But, it gets better.

Some friends tried to provoke me a couple of weeks ago. A question was posed – with a degree of playfulness:

‘Do you go off artists when they become famous?’

The question was clearly a veiled reference to Aloe Blacc. You see, in another post late last year, I had shared my views on Aloe Blacc, based largely on a staggering live set I had seen at LPR in NYC. I had extolled the virtues of a renaissance in real soul which he was championing, waxed lyrical on his outstanding live band (The Grand Scheme), and gone on to say that here we had an artist so in tune with his audience that it was reminiscent of Live at Carnegie Hall-era Bill Withers. The post went down well – it clearly struck a chord with those hungry for music with some meat. Some depth. Some life.

I think I had made my position on Aloe Blacc fairly clear.

‘Do you go off artists when they become famous?’

A great question – especially when it was posed about two hours before I went along to see Aloe Blacc play live in San Francisco. I gave my answer, explaining that no, I didn’t go off bands as soon as they became famous – but, and this is a big ‘but’, I also don’t want to see the act toned down as a result of success. I want to see the same passion, the same edge.

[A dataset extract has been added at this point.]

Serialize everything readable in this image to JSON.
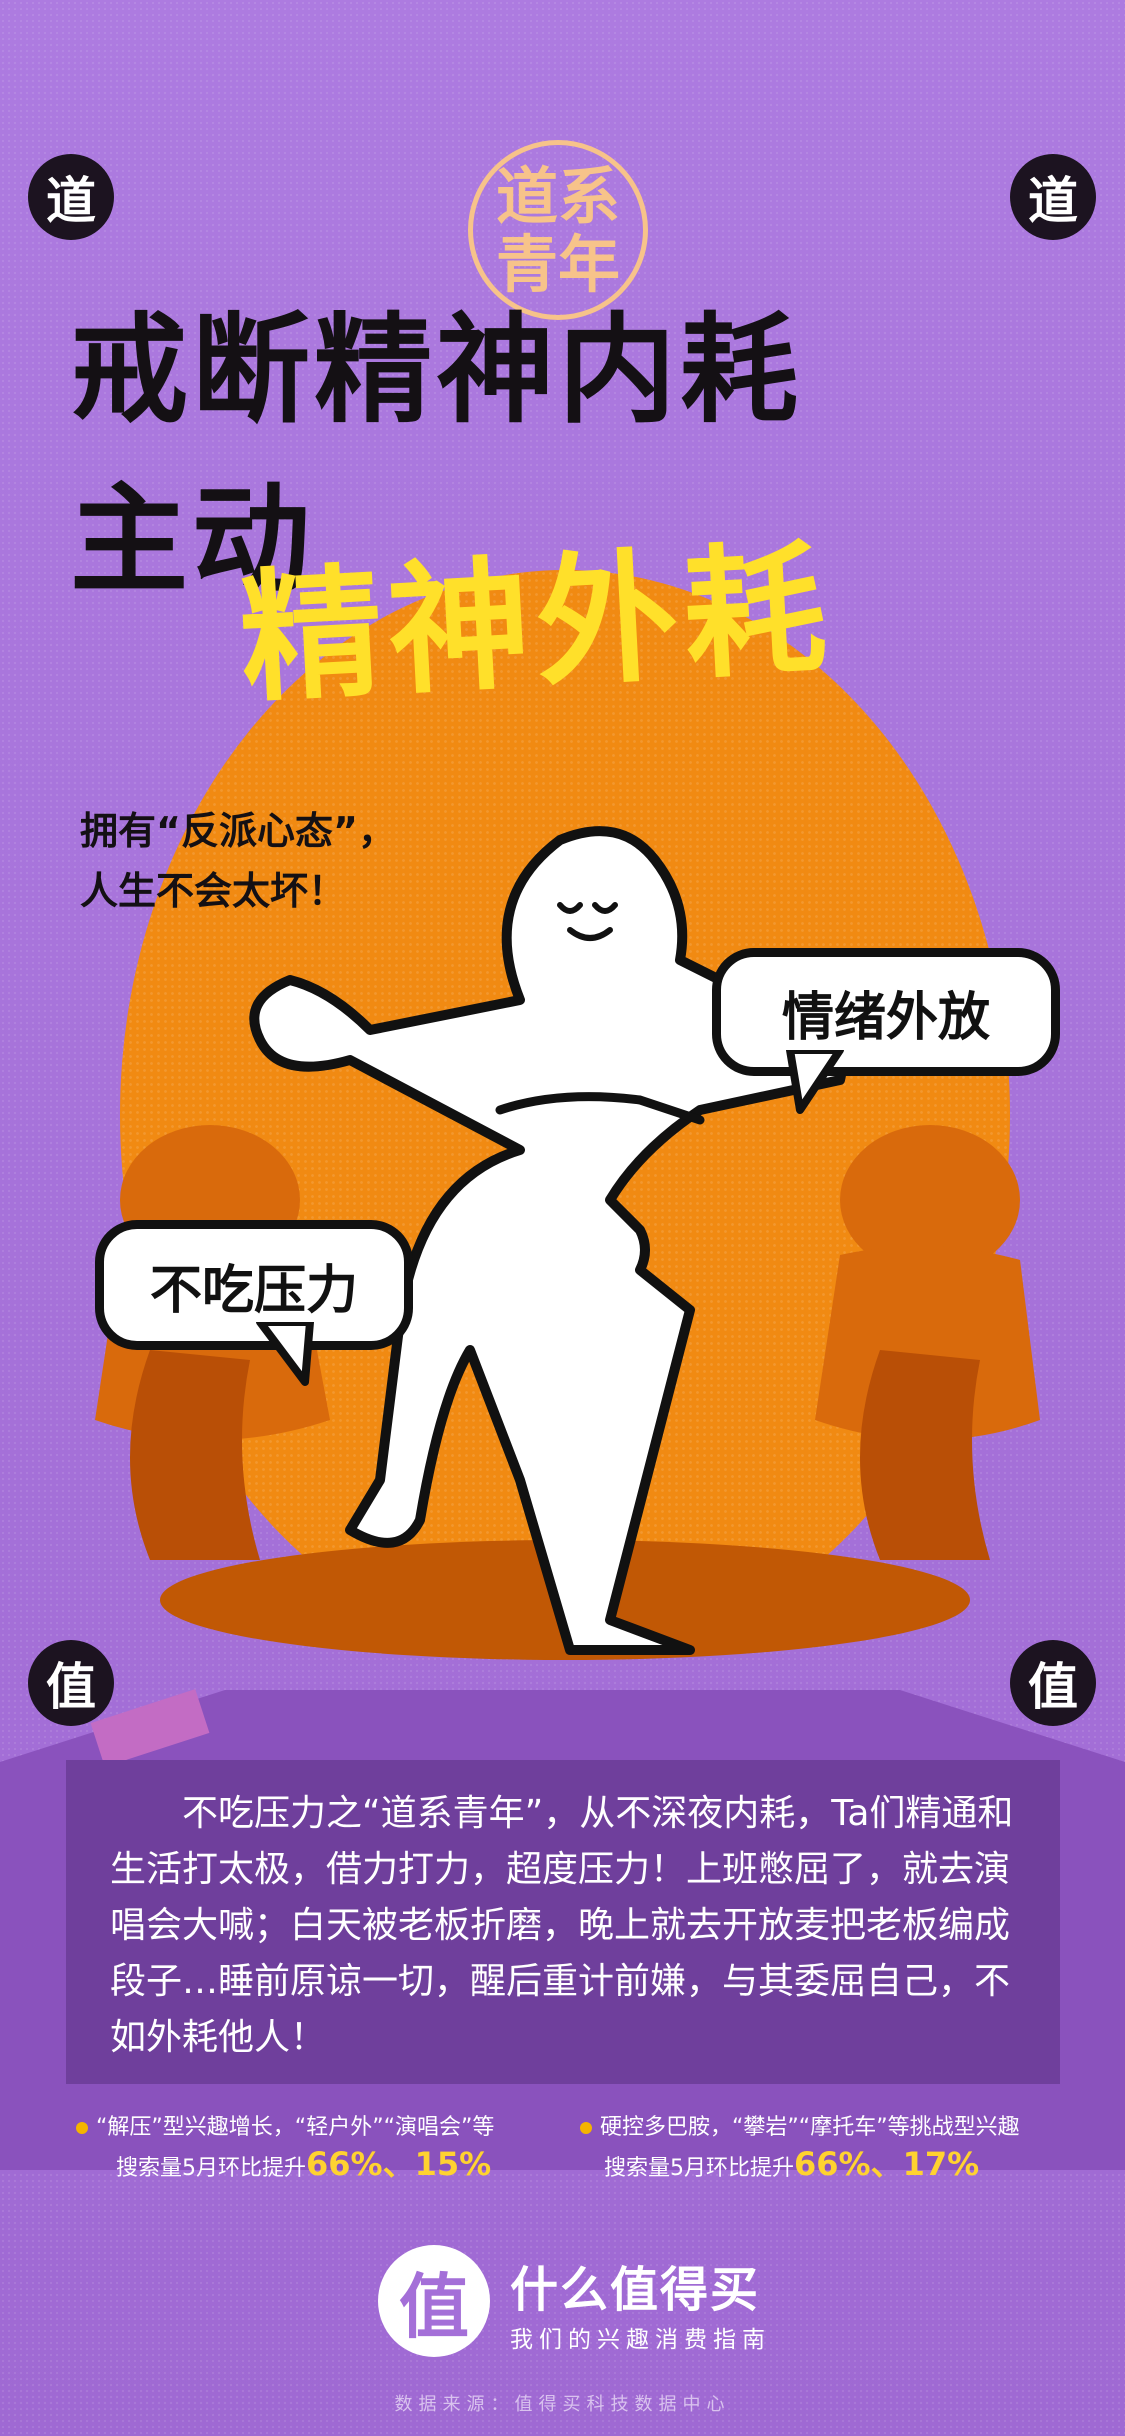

I shouldn’t have bothered verbalising my answer – I should have dragged them along to see the show. It was, once again, staggering. And, it wasn’t just San Francisco. I brought a small crowd along to see Aloe Blacc on Friday night at NYC’s Highline Ballroom. It was even better. ‘I Need A Dollar’ is now clearly a bigger anchor in the set, and the crowd reaction is significantly more vocal than it was last year – but the performance is still pure. It’s still about the music. It’s still a lesson in bringing a classic soul sound bang up to date – but doing it with respect. And, talking of respect – stopping the music mid way through ‘I Need A Dollar’ for Aloe Blacc to sing a line from ‘The Bottle’ was a truly delicate and touching moment. Gil Scott-Heron lives on…

‘Do you go off artists when they become famous?’

An emphatic ‘no’.

Mainstream chart success AND a live show that still kicks arse. Now that, my friends, is something to applaud. Since seeing Aloe Blacc and The Grand Scheme last November, the band has toured extensively – taking in Europe, Asia and a few appearances through North America. Playing live a lot is clearly doing no harm whatsoever. If you get the chance, go and share in the experience.

Music to nurture your soul. A band that is water tight. A front man who balances swagger with charm, but still places the music first and foremost.

Hey, UK. Well done, you. You have got this right.